THE SUPERPOLLSTERS: How They Measure and Manipulate Public Opinion in America
This book is an account of the birth and development of public policy polling in the United States, as well as an examination of the most influential people who are responsible for the polls.
It begins with a prologue chapter that reveals the emergence of the media pollsters as the new gurus of the American psyche, symbolized in part by the well-publicized confrontation between the ABC News/Washington Post pollsters on the one hand, and Shere Hite on the other, the author whose books on sex and love in the 1970s and 1980s presented a dismal picture of men’s relations with women – but whose claims were largely contradicted by the results of the “scientific” media polls.
The criticisms of Hite echoed the denunciations leveled by George Gallup against The Literary Digest a half century earlier, whose highly respected poll at the time relied on sampling methods similar to those used by Hite. The book recounts how Gallup proved his new “scientific” polling to be superior to that of the Digest, which predicted Alf Landon to win the presidency over Franklin Delano Roosevelt, while Gallup accurately predicted the reverse.
Louis Harris emerged as Gallup’s major rival, introducing numerous innovations into the polling profession. But some of Harris’ methods and passion, along with his obvious biases, elicited as much criticism as praise.
The book also examines the rise of the campaign polls, profiling both the major Democratic and Republican presidential pollsters of the time – including Pat Caddell, Peter Hart, Richard Wirthlin, Bob Teeter, and Stanley Greenberg.
The rise of the media polls came in direct response to campaign pollsters, some of whom would provide reporters with partial or manipulated data about their candidates, leaving the press with tainted information. So profoundly have the media polls permeated our society that today they have become the new guardians of democracy, monitoring what Gallup called the “pulse of democracy.”
Still, as the book shows, monitoring the pulse of democracy can be difficult. Slight differences in question wording, or in the placement of the questions in the interviews, can have profound consequences for how people respond to the polls.
“Most of all, the story of polling is the story of an exciting enterprise, perhaps the most important social science development in the 20th Century.

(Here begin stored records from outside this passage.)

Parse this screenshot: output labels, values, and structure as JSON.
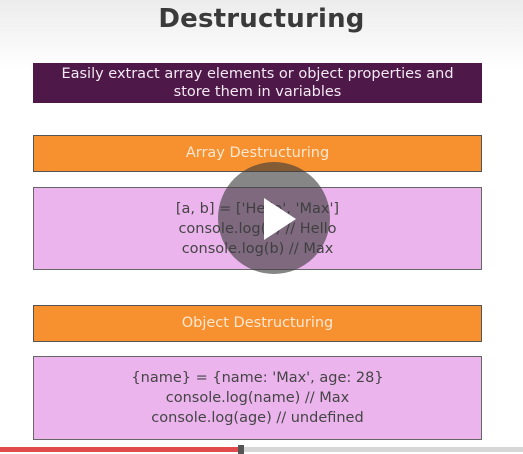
{
  "slide": {
    "title": "Destructuring",
    "banner_lines": [
      "Easily extract array elements or object properties and",
      "store them in variables"
    ],
    "sections": [
      {
        "header": "Array Destructuring",
        "code": [
          "[a, b] = ['Hello', 'Max']",
          "console.log(a) // Hello",
          "console.log(b) // Max"
        ]
      },
      {
        "header": "Object Destructuring",
        "code": [
          "{name} = {name: 'Max', age: 28}",
          "console.log(name) // Max",
          "console.log(age) // undefined"
        ]
      }
    ]
  },
  "player": {
    "play_icon": "play-icon",
    "progress_fraction": 0.46
  },
  "colors": {
    "banner": "#4e1848",
    "section_header": "#f7902e",
    "code_box": "#ebb4ed",
    "progress": "#e14b4b"
  }
}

And it is the story of passionate, intelligent, and even daring individuals, for whom the excitement of new discoveries is continually met by this activity that is part science and part art. For in a sense, polling is as old as the human race. It represents the desire among all of us to understand and share with our fellow human beings the thoughts and experiences that life has given us.”
Format: Paperback, 426 pp Pub Date: 1992, 1995
“David W. Moore’s Superpollsters is an original and long-needed study of the professional and political polling organizations and their influential, profit-minded owners, who sell corn flakes and candidates with equal fervor.” “…a pioneering work…”
“…an intriguing, timely, often surprising look at a much misunderstood profession…”
“From a veteran pollster, a thoughtful overview of public-opinion research and of those who helped make it a sociopolitical force in the US…an informed and informative appreciation of an influential industry.”
“The Superpollsters is an overdue examination of the people who have come to exert an enormous influence on our politics and government. David Moore analyzes their power and personalities and gives us their portrait – warts and all.”
“The Superpollsters is an important and extraordinarily well-written book on a subject that should concern every citizen of the Unites States."
“Sex, lies and ‘response acquiescence.’ It’s all here. An arresting account of the birth and development of a genuine made-in-America growth industry: public opinion polling. A ‘must read’ for media pundits, marketing executives and political junkies.”